Medical Practice Management
Mar 14

Urgent Walk-Ins, Angry Waiting Room

Read the following question I recently received below and decide how you would handle it.

Question: I’m a receptionist at a busy practice. We have a lot of urgent-care patients coming in without an appointment. We try to fit them in as soon as possible because they often require immediate attention. But the other patients in the clinic often resent having their appointments delayed because of these emergency cases.

I’ve had patients with appointments walk out because they had to wait until the doctor had seen someone with internal bleeding first. How can I explain to these patients the need to see emergency cases first?

So how would you answer this question? Here are some simple ideas of my own.

1. Put up a sign at your front desk that clearly states that patients with appointments will be seen first, except when there is an emergency. Then they will be seen based on their urgency, not necessarily by appointment time. Keeping people informed can make all the difference.

2. Ask patients to call. If running behind is a regular occurrence at you practice, ask patients to call in to see if you are running on time. You may direct them to come in 30 minutes late so they don’t have to wait so long. They will appreciate that you respect their time.

3. Policy handout. Create a pamphlet to be given out on a new patient’s first visit, or for existing patients to inform them of a policy change. Be nice and respectful, but make it clear that this is the practice’s policy and that they will be seen as soon as possible.

4. 10-minute plan. If you routinely have lots of urgent and drop-in patients, leave the last 10 minutes of every hour free with no appointments to accommodate those people.

Most important, clearly explain to all patients that you value their time, whether they have an urgent problem or a scheduled appointment.

About Reed Tinsley, CPA

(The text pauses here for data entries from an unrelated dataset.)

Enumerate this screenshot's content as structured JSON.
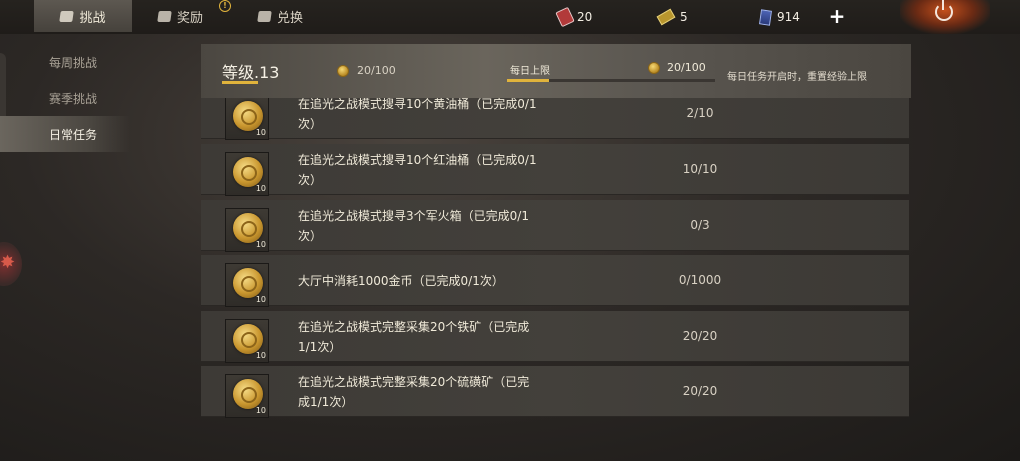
{
  "tabs": {
    "challenge": "挑战",
    "reward": "奖励",
    "exchange": "兑换",
    "reward_alert": "!"
  },
  "resources": {
    "cards": "20",
    "tickets": "5",
    "gems": "914",
    "add": "+"
  },
  "sidebar": {
    "items": [
      {
        "label": "每周挑战"
      },
      {
        "label": "赛季挑战"
      },
      {
        "label": "日常任务"
      }
    ],
    "active_index": 2
  },
  "header": {
    "level": "等级.13",
    "exp": "20/100",
    "daily_limit_label": "每日上限",
    "daily_limit_value": "20/100",
    "daily_limit_fraction": 0.2,
    "reset_note": "每日任务开启时，重置经验上限"
  },
  "tasks": [
    {
      "desc": "在追光之战模式搜寻10个黄油桶（已完成0/1次）",
      "progress": "2/10",
      "reward_count": "10"
    },
    {
      "desc": "在追光之战模式搜寻10个红油桶（已完成0/1次）",
      "progress": "10/10",
      "reward_count": "10"
    },
    {
      "desc": "在追光之战模式搜寻3个军火箱（已完成0/1次）",
      "progress": "0/3",
      "reward_count": "10"
    },
    {
      "desc": "大厅中消耗1000金币（已完成0/1次）",
      "progress": "0/1000",
      "reward_count": "10"
    },
    {
      "desc": "在追光之战模式完整采集20个铁矿（已完成1/1次）",
      "progress": "20/20",
      "reward_count": "10"
    },
    {
      "desc": "在追光之战模式完整采集20个硫磺矿（已完成1/1次）",
      "progress": "20/20",
      "reward_count": "10"
    }
  ]
}
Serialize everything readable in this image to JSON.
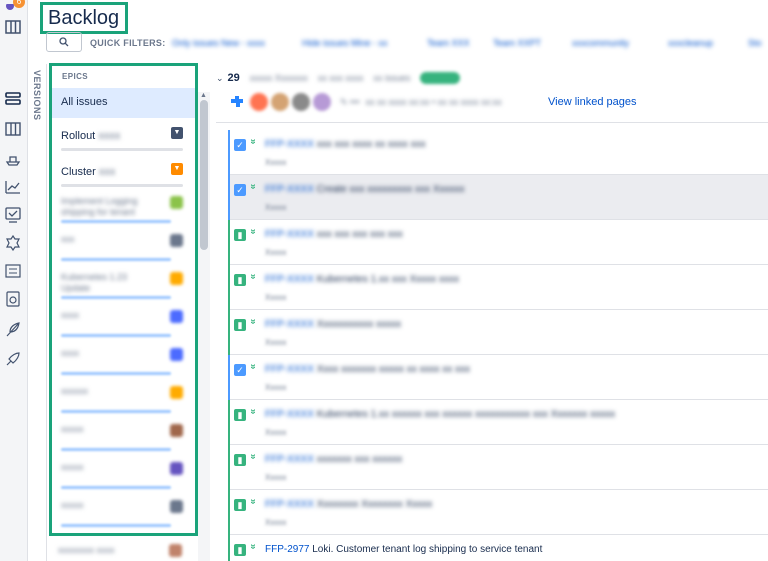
{
  "header": {
    "title": "Backlog"
  },
  "quick_filters": {
    "label": "QUICK FILTERS:",
    "items": [
      "Only issues New - xxxx",
      "Hide issues Mine - xx",
      "Team XXX",
      "Team XXPT",
      "xxxcommunity",
      "xxxcleanup",
      "Sto"
    ]
  },
  "sidebar": {
    "versions_label": "VERSIONS"
  },
  "epics": {
    "header": "EPICS",
    "all_issues": "All issues",
    "named": [
      {
        "label": "Rollout",
        "suffix": "xxxx",
        "color": "#42526e"
      },
      {
        "label": "Cluster",
        "suffix": "xxx",
        "color": "#ff8b00"
      }
    ],
    "blurred": [
      {
        "line1": "Implement Logging",
        "line2": "shipping for tenant",
        "color": "#8bc34a"
      },
      {
        "line1": "xxx",
        "line2": "",
        "color": "#6b778c"
      },
      {
        "line1": "Kubernetes 1.23",
        "line2": "Update",
        "color": "#ffab00"
      },
      {
        "line1": "xxxx",
        "line2": "",
        "color": "#4c6bff"
      },
      {
        "line1": "xxxx",
        "line2": "",
        "color": "#4c6bff"
      },
      {
        "line1": "xxxxxx",
        "line2": "",
        "color": "#ffab00"
      },
      {
        "line1": "xxxxx",
        "line2": "",
        "color": "#a0674b"
      },
      {
        "line1": "xxxxx",
        "line2": "",
        "color": "#6554c0"
      },
      {
        "line1": "xxxxx",
        "line2": "",
        "color": "#6b778c"
      }
    ],
    "below": {
      "line1": "xxxxxxxx xxxx",
      "color": "#c0826a"
    }
  },
  "sprint": {
    "number": "29",
    "name": "xxxxx Xxxxxxx",
    "dates": "xx xxx xxxx",
    "issue_count": "xx issues",
    "meta": "xx xx xxxx xx:xx • xx xx xxxx xx:xx",
    "view_linked": "View linked pages",
    "avatars": [
      "#ff7452",
      "#d4a373",
      "#8a8a8a",
      "#b79ad6"
    ]
  },
  "issues": [
    {
      "type": "task",
      "key": "FFP-XXXX",
      "summary": "xxx xxx xxxx xx xxxx xxx",
      "sub": "Xxxxx",
      "bar": "#4c9aff",
      "selected": false
    },
    {
      "type": "task",
      "key": "FFP-XXXX",
      "summary": "Create xxx xxxxxxxxx xxx Xxxxxx",
      "sub": "Xxxxx",
      "bar": "#4c9aff",
      "selected": true
    },
    {
      "type": "story",
      "key": "FFP-XXXX",
      "summary": "xxx xxx xxx xxx xxx",
      "sub": "Xxxxx",
      "bar": "#36b37e",
      "selected": false
    },
    {
      "type": "story",
      "key": "FFP-XXXX",
      "summary": "Kubernetes 1.xx xxx Xxxxx xxxx",
      "sub": "Xxxxx",
      "bar": "#36b37e",
      "selected": false
    },
    {
      "type": "story",
      "key": "FFP-XXXX",
      "summary": "Xxxxxxxxxxx xxxxx",
      "sub": "Xxxxx",
      "bar": "#36b37e",
      "selected": false
    },
    {
      "type": "task",
      "key": "FFP-XXXX",
      "summary": "Xxxx xxxxxxx xxxxx xx xxxx xx xxx",
      "sub": "Xxxxx",
      "bar": "#4c9aff",
      "selected": false
    },
    {
      "type": "story",
      "key": "FFP-XXXX",
      "summary": "Kubernetes 1.xx xxxxxx xxx xxxxxx xxxxxxxxxxx xxx Xxxxxxx xxxxx",
      "sub": "Xxxxx",
      "bar": "#36b37e",
      "selected": false
    },
    {
      "type": "story",
      "key": "FFP-XXXX",
      "summary": "xxxxxxx xxx xxxxxx",
      "sub": "Xxxxx",
      "bar": "#36b37e",
      "selected": false
    },
    {
      "type": "story",
      "key": "FFP-XXXX",
      "summary": "Xxxxxxxx Xxxxxxxx Xxxxx",
      "sub": "Xxxxx",
      "bar": "#36b37e",
      "selected": false
    },
    {
      "type": "story",
      "key": "FFP-2977",
      "summary": "Loki. Customer tenant log shipping to service tenant",
      "sub": "",
      "bar": "#36b37e",
      "selected": false,
      "clear": true
    }
  ]
}
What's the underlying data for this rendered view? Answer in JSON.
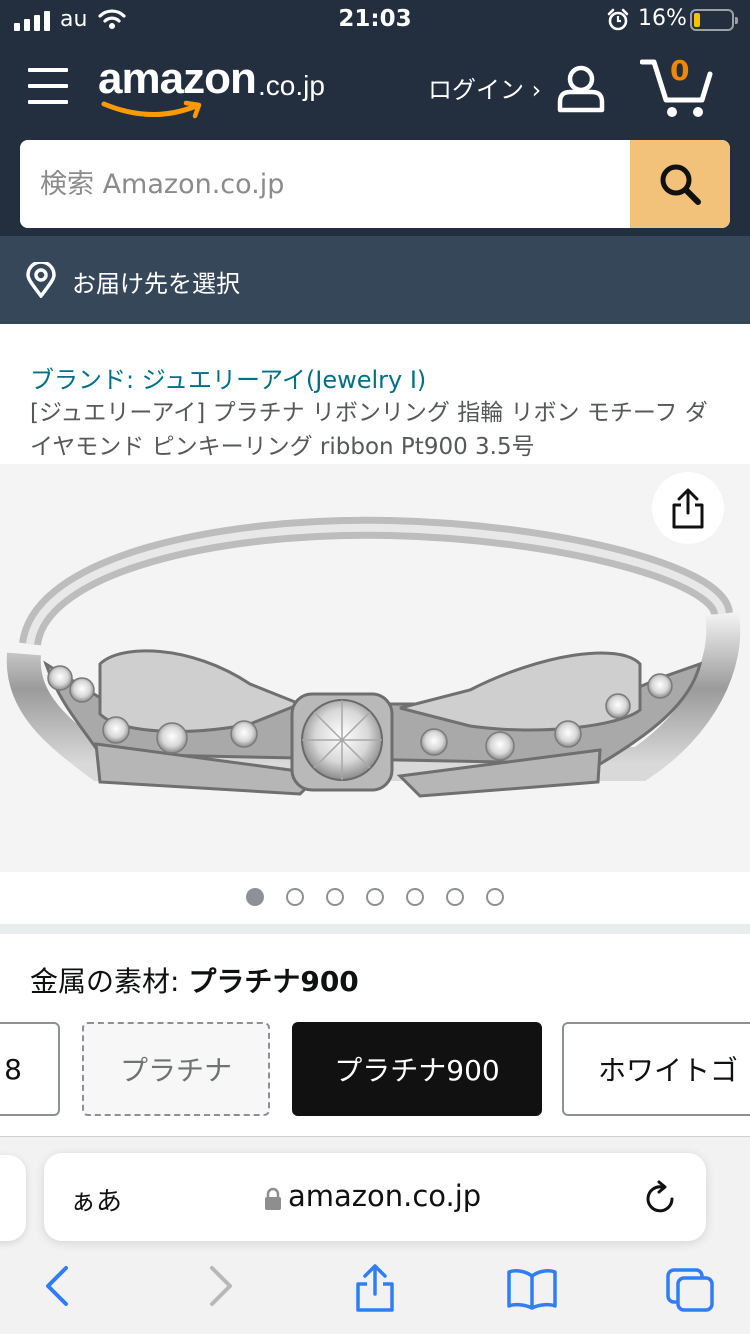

As a top advisor to physicians, I help increase practice profits by delivering hands-on, expert medical accounting/tax support, practice counsel, and revenue-building strategies. Read more →